4. “To Kill a Mockingbird,” by Harper Lee. Smalltown America, Southern-style, seen through the eyes of a young girl.
5. The Harry Potter series, by J.K. Rowling. The Young Adult genre comes of age for all ages.
6. “Great Fortune: The Epic of Rockefeller Center,” by Daniel Okrent. Money, power, creativity and master planning converge in midtown Manhattan during the Great Depression.
7. “Fear and Loathing on the Campaign Trail ’72,” by Hunter S. Thompson. The apotheosis of HST’s reporting skills, deep compassion, savage political point of view and humor. Thompson had the gift for writing sentences that sing.
8. “The Hitchhiker’s Guide to the Galaxy,” by Douglas Adams. The sci-fi novel even sci-fi haters love.
9. “The Help,” by Kathryn Stockett. A character-driven tale of the civil rights movement in the South.
10. “Team of Rivals: The Political Genius of Abraham Lincoln,” by Doris Kearns Goodwin. If you want to be a great leader, you might as well learn from masters who’ve been given the historian’s seal of approval.

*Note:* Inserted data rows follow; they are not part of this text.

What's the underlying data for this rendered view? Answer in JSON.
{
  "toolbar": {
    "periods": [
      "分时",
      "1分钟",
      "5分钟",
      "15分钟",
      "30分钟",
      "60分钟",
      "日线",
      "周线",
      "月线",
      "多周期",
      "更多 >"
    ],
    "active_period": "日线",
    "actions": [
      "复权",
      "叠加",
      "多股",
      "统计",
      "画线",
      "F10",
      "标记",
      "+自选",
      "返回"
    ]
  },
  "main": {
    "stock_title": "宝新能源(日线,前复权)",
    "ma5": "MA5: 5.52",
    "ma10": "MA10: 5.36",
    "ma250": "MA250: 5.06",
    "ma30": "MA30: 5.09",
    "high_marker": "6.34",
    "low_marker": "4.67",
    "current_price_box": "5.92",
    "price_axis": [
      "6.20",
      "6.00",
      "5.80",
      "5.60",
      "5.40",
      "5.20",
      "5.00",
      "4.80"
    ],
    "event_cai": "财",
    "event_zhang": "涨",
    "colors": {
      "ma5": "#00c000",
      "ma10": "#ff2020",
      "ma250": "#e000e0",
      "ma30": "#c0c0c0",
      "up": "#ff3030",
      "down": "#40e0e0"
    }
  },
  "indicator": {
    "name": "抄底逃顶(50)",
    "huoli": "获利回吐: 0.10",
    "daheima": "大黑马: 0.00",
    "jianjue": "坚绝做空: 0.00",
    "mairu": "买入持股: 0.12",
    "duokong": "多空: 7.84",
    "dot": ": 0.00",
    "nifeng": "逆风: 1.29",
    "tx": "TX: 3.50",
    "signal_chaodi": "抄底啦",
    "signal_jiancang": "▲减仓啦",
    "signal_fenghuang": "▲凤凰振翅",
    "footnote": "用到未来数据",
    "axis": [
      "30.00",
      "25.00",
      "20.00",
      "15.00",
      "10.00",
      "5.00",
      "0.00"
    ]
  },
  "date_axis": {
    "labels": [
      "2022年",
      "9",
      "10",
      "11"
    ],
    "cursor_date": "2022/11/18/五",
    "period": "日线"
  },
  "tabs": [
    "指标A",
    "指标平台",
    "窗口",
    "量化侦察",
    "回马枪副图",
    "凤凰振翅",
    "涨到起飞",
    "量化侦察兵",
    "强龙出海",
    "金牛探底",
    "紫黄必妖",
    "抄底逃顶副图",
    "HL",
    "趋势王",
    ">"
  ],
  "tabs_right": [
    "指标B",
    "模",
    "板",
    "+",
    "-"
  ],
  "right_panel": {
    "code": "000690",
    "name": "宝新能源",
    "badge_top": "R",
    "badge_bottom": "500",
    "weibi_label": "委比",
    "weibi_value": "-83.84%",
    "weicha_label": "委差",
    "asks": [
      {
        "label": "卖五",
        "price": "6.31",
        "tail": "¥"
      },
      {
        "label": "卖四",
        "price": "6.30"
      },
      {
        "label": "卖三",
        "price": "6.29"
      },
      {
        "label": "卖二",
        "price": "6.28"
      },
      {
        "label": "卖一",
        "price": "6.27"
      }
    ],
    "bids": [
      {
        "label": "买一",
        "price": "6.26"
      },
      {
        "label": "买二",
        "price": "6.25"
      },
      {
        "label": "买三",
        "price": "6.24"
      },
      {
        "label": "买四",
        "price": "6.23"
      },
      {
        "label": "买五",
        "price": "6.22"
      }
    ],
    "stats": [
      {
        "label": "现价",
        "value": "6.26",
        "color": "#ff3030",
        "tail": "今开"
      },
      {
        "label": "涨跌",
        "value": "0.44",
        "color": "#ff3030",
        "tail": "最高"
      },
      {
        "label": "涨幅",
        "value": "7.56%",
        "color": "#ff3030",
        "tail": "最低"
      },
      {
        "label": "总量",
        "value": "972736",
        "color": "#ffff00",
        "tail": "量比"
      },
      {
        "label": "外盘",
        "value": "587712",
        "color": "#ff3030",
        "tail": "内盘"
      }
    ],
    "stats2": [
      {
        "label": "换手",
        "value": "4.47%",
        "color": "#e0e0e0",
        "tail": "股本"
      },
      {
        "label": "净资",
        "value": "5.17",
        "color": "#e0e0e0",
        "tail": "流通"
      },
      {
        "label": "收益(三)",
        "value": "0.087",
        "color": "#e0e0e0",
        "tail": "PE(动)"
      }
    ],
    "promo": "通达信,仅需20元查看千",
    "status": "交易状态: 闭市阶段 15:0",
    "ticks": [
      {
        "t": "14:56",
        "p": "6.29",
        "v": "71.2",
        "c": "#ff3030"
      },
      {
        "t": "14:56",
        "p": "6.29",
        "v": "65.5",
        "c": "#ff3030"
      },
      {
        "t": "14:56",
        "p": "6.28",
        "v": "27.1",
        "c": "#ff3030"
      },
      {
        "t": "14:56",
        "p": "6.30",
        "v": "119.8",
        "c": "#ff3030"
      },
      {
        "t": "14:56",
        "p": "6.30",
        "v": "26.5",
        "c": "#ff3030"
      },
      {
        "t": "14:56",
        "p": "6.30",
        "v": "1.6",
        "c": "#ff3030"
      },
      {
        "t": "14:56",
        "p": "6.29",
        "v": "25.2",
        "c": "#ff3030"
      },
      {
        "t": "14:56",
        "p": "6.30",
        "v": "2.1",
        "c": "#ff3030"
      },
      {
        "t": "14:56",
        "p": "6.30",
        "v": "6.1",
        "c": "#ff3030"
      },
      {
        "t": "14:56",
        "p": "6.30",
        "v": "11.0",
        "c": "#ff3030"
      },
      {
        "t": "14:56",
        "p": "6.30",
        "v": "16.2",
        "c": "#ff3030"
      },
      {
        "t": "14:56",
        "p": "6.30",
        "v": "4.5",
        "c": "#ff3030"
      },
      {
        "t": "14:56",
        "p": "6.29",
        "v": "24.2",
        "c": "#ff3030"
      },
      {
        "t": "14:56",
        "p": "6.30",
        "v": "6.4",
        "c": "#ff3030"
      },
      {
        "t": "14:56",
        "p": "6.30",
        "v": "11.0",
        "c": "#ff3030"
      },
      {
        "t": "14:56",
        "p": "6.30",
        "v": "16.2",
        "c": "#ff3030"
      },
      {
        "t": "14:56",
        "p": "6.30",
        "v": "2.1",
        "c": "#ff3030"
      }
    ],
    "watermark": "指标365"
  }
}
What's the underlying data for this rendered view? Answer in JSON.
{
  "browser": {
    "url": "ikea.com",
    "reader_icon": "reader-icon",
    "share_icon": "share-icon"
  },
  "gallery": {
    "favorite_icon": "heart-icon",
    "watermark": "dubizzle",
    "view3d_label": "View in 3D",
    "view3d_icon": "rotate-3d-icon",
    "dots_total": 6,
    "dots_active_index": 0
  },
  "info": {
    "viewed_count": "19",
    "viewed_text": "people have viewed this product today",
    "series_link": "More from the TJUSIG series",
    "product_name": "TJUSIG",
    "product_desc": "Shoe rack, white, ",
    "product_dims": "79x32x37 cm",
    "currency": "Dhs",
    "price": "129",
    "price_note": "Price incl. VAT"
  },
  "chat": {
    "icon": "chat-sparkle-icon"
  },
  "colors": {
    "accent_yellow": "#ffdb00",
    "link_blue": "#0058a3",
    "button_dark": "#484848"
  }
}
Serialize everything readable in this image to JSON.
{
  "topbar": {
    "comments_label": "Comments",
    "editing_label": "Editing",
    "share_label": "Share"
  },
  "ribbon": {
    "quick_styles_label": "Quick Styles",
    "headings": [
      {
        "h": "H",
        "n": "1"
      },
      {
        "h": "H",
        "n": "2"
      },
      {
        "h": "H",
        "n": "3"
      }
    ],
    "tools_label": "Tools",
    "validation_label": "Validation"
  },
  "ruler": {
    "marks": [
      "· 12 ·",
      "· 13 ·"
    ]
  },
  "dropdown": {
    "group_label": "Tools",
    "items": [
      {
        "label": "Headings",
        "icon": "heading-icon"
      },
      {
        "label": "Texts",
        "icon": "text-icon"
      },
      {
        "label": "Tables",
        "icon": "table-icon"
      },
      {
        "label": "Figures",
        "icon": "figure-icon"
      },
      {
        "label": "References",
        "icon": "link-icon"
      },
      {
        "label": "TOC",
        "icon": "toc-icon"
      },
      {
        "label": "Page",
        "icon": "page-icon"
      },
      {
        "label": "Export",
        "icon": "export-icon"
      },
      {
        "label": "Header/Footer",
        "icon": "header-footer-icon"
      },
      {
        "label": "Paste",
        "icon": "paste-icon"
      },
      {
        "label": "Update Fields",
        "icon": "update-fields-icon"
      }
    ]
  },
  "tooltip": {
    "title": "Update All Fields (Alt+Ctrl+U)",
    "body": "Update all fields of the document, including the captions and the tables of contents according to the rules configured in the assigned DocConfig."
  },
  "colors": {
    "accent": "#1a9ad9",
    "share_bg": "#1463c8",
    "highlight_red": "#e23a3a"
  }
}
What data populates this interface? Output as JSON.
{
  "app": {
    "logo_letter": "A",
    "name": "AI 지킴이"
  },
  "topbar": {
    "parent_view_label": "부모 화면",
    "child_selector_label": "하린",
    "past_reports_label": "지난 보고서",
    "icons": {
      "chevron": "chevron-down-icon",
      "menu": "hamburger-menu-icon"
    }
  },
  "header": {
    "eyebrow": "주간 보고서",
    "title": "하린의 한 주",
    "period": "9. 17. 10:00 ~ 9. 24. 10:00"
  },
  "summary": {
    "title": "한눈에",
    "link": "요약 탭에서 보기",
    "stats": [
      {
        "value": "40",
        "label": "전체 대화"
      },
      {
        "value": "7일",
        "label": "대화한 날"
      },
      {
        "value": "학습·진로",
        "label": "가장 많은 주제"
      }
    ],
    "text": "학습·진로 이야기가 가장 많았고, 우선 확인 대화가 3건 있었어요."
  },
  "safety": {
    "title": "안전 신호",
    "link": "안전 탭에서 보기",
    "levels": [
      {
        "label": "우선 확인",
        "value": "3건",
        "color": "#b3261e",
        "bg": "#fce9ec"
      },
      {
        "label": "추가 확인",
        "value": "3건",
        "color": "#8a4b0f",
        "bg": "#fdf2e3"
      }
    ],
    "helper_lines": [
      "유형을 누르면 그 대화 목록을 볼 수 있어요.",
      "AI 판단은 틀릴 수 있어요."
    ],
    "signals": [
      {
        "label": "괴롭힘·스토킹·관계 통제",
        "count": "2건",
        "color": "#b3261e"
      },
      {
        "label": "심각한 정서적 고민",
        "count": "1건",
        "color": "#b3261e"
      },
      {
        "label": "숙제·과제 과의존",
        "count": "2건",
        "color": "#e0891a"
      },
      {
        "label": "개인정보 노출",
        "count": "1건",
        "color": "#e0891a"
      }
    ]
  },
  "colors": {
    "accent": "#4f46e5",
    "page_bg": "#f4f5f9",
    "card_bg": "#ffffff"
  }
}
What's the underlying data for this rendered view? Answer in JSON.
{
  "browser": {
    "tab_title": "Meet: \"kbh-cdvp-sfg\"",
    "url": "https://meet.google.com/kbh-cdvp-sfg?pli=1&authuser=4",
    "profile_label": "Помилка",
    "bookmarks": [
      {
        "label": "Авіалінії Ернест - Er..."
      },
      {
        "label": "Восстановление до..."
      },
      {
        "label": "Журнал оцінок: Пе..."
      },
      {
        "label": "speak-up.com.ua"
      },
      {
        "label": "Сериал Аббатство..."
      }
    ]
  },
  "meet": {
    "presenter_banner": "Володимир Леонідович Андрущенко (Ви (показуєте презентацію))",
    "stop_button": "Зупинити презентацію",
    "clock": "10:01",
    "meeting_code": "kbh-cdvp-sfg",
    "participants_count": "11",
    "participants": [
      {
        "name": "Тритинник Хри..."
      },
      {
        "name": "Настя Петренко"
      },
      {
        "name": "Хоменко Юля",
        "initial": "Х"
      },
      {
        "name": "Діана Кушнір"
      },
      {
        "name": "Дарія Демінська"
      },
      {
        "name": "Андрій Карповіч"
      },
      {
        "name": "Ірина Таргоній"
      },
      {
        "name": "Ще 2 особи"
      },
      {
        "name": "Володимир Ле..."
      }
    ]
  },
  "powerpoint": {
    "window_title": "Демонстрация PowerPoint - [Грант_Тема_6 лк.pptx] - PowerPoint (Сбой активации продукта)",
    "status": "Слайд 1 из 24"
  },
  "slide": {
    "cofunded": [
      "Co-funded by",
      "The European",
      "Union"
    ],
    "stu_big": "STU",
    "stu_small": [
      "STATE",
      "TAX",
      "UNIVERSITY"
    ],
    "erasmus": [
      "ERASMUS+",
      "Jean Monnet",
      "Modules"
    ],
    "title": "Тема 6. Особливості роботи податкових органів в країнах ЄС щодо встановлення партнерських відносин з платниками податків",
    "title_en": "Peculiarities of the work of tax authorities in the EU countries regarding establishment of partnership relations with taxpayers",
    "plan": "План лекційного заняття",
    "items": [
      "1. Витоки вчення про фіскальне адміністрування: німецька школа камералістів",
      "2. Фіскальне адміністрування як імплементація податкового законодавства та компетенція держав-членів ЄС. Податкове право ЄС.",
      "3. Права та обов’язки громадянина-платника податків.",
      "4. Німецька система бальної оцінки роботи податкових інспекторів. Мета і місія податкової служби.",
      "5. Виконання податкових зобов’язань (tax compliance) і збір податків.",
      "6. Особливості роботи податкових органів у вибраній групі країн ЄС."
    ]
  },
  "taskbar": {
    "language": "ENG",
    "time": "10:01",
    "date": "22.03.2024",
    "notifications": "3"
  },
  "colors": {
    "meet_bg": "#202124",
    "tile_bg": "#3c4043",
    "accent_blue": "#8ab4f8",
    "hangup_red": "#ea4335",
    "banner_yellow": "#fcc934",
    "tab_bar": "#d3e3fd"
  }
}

11. Marvel Comics. Victor von Doom’s thwarted love of Sue Storm turns him into a vengeful, ultimately self-destructive monster. Who hasn’t been there? Stan Lee, Jack Kirby and their colleagues combined soap opera, saturated images and a spirit of adventure decades before David Lynch conceived “Twin Peaks.”
What’s on your nightstand, or in your e-reader?
Follow Steve Goldstein: @SGoldsteinAI
It’s not everyday that PR is taken to task for sending unsolicited emails to reporters. Oh, wait – it is every day that this happens. And sometimes the magnifying glass is placed directly over the Public Relations trade, as is the case this week with an unflattering article by The New York Times’ Haggler (Pulitzer Prize winning reporter David Segal) that took to task emails the columnist received and persistently tracked back to an industry vendor’s media database. It doesn’t help that the headline is”Swatting at a Storm of Public Relations Spam.”
Whether fair or not, this sort of coverage sets us up for the defensive. Even with fantastic media databases, dedicated PR reps tracking down the right beat reporters, and guerilla PR efforts targeted by time, day, demo and topic, no media relations effort is perfect. And to blame a database for an incorrect email campaign is akin to blaming the tools, not the carpenter, for shoddy construction. But we can all agree that a bad PR pitch is a bad PR pitch in whatever form, format or formality it’s received.
Email remains the “killer app” for communicating with our stakeholders. By “killer” it can also mean relationship killer. The result of targeting the wrong reporter too many times, or the right reporter with the wrong pitch, usually is one of nonchalance — of just ignoring, deleting, opting out. The Haggler is an extreme version of one recipient revolting, perhaps for the sake of writing a column about it.
At the PR News Writing Bootcamp last week in Chicago, a panel of reporters reviewed mock email pitches from an audience of PR pros and implored the audience to keep their email pitches simple, short and crafted with an obvious reason for the reporter to care. The journalists on this panel — from Chicago newspapers and a mommy blog — were characteristically cynical. They are inundated with email pitches daily, and as with press releases, you have 7 seconds, at most, to get their attention. The panelists advised to think of an email pitch like it’s a movie trailer: grab the viewer’s attention but don’t give away the plot.
Assuming you have a story to tell, you still need to give the reporter something. Here are a few somethings to consider:
- An exclusive interview with the CEO or top executive
- An interesting infographic or chart/graphic
- New research or data to bolster the proposed article
- A video clip
- An invitation to a press-only event
- Links (not attachments) to information that will help the reporter do her job better
- If not an exclusive interview, a commitment to an executive interview at the reporter’s convenience
Before you send out your next email pitch, make sure “the give” is in there. Media Relations is the art and science of give and take.
- Diane Schwartz
PS: I’ll be at the PR NewsMedia Relations Conference on Dec 12 at the National Press Club. If you’re attending, DM on Twitter so we can set up a time to chat in person.